[Stored dataset items]
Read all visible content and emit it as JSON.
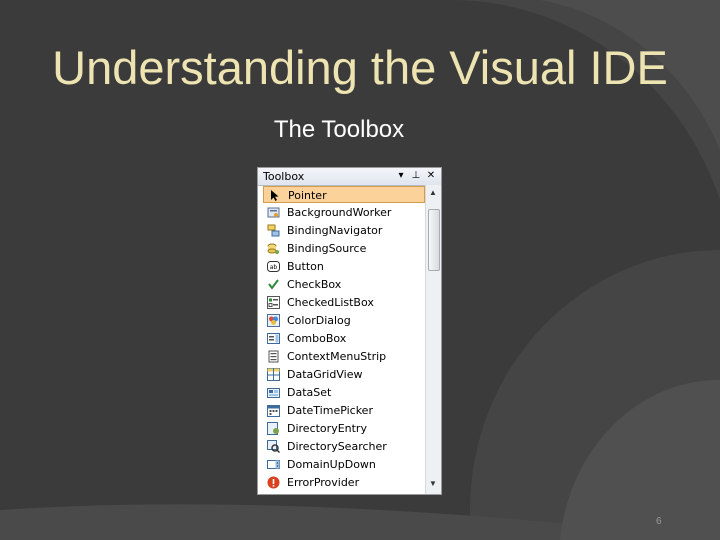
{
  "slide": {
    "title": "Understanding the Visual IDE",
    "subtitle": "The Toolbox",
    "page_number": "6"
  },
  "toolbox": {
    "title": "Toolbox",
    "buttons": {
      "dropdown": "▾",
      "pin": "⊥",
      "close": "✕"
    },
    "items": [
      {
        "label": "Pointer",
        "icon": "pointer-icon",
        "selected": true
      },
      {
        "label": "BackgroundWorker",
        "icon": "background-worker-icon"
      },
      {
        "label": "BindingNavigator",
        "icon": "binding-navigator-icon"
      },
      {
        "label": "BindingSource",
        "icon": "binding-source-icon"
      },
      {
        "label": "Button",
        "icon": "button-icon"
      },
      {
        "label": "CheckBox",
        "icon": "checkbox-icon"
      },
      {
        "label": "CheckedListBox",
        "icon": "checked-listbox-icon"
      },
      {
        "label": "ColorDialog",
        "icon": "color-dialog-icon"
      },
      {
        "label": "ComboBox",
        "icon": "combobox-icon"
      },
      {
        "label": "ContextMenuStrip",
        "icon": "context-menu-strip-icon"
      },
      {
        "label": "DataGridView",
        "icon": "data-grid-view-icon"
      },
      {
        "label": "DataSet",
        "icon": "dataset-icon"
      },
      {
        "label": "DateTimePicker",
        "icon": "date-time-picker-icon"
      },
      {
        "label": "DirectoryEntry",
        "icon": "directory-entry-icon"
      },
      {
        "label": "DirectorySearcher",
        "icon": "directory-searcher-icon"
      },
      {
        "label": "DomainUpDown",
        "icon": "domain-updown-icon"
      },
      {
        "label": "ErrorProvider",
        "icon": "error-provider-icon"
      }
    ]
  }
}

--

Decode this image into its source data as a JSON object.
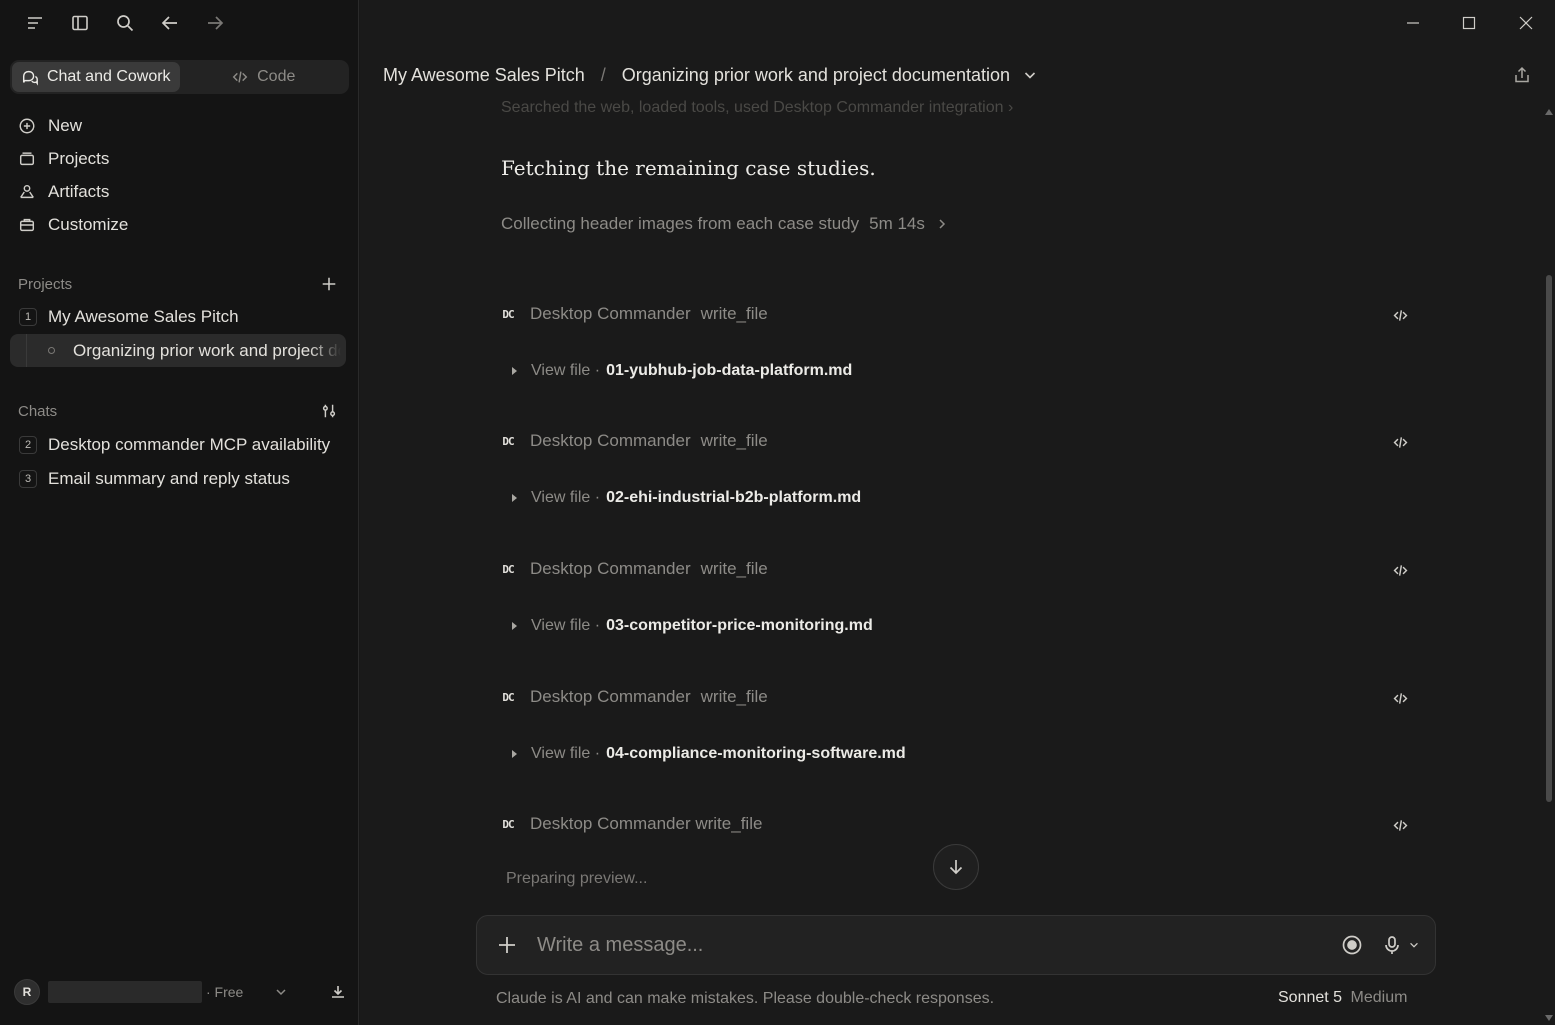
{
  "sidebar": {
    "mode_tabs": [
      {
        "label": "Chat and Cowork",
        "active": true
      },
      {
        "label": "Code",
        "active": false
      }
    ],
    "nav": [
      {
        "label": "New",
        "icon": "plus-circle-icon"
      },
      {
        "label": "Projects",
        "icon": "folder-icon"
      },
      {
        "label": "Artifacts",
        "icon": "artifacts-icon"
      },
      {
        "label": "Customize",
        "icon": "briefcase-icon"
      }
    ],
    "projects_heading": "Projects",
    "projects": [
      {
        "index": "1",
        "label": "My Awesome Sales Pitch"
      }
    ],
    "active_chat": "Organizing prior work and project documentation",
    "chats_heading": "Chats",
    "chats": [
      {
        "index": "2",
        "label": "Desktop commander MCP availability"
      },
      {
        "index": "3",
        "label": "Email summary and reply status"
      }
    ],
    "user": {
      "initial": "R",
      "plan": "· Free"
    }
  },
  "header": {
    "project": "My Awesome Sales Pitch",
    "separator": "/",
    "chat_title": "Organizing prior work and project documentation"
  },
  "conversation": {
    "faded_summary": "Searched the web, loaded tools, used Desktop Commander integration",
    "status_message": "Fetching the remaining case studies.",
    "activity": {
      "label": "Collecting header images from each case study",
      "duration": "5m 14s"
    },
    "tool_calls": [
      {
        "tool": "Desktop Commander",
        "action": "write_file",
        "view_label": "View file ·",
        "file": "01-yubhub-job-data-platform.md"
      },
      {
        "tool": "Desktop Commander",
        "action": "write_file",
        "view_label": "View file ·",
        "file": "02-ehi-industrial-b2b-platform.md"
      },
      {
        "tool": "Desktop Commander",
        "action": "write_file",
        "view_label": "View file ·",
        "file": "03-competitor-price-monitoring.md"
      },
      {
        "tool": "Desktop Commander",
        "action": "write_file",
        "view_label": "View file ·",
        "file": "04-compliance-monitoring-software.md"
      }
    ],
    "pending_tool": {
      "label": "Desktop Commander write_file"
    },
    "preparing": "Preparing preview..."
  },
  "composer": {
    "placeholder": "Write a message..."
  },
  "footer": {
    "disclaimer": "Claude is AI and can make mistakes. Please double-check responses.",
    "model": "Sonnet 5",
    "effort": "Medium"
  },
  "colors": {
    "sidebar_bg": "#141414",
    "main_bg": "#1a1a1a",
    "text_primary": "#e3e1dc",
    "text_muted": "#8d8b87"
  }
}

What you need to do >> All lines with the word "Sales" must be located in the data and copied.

Answer space >>
        "label": "My Awesome Sales Pitch"
    "project": "My Awesome Sales Pitch",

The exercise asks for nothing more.